What the task requires: Make an exact copy of the entries below and leave any picture out of it.

Extracted records:
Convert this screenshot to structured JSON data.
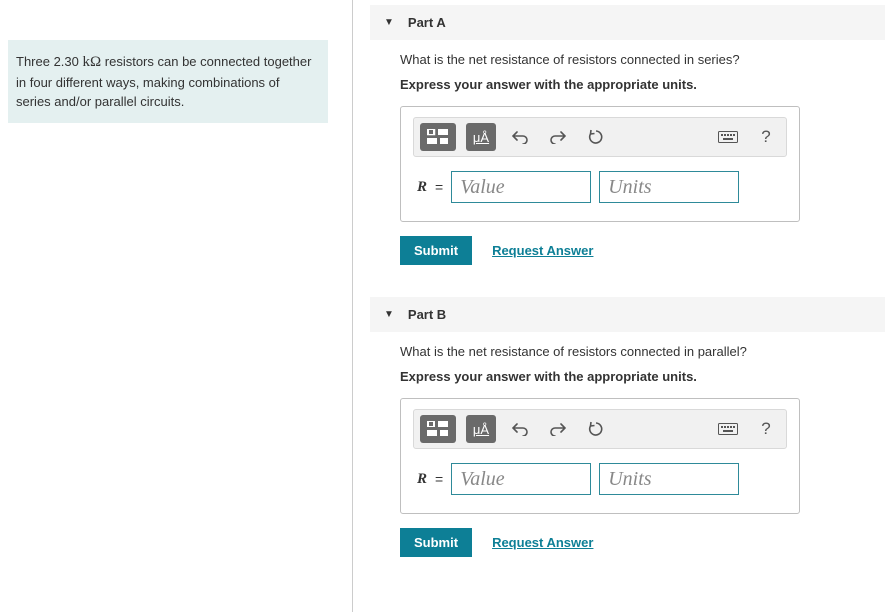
{
  "problem": {
    "text_pre": "Three 2.30 ",
    "unit": "kΩ",
    "text_post": " resistors can be connected together in four different ways, making combinations of series and/or parallel circuits."
  },
  "parts": [
    {
      "header": "Part A",
      "question": "What is the net resistance of resistors connected in series?",
      "instruction": "Express your answer with the appropriate units.",
      "var": "R",
      "value_placeholder": "Value",
      "units_placeholder": "Units",
      "submit": "Submit",
      "request": "Request Answer"
    },
    {
      "header": "Part B",
      "question": "What is the net resistance of resistors connected in parallel?",
      "instruction": "Express your answer with the appropriate units.",
      "var": "R",
      "value_placeholder": "Value",
      "units_placeholder": "Units",
      "submit": "Submit",
      "request": "Request Answer"
    }
  ],
  "toolbar": {
    "mu_a": "μÅ",
    "help": "?"
  }
}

Result of this exercise:
Convert this screenshot to structured JSON data.
{
  "problem": {
    "text_pre": "Three 2.30 ",
    "unit": "kΩ",
    "text_post": " resistors can be connected together in four different ways, making combinations of series and/or parallel circuits."
  },
  "parts": [
    {
      "header": "Part A",
      "question": "What is the net resistance of resistors connected in series?",
      "instruction": "Express your answer with the appropriate units.",
      "var": "R",
      "value_placeholder": "Value",
      "units_placeholder": "Units",
      "submit": "Submit",
      "request": "Request Answer"
    },
    {
      "header": "Part B",
      "question": "What is the net resistance of resistors connected in parallel?",
      "instruction": "Express your answer with the appropriate units.",
      "var": "R",
      "value_placeholder": "Value",
      "units_placeholder": "Units",
      "submit": "Submit",
      "request": "Request Answer"
    }
  ],
  "toolbar": {
    "mu_a": "μÅ",
    "help": "?"
  }
}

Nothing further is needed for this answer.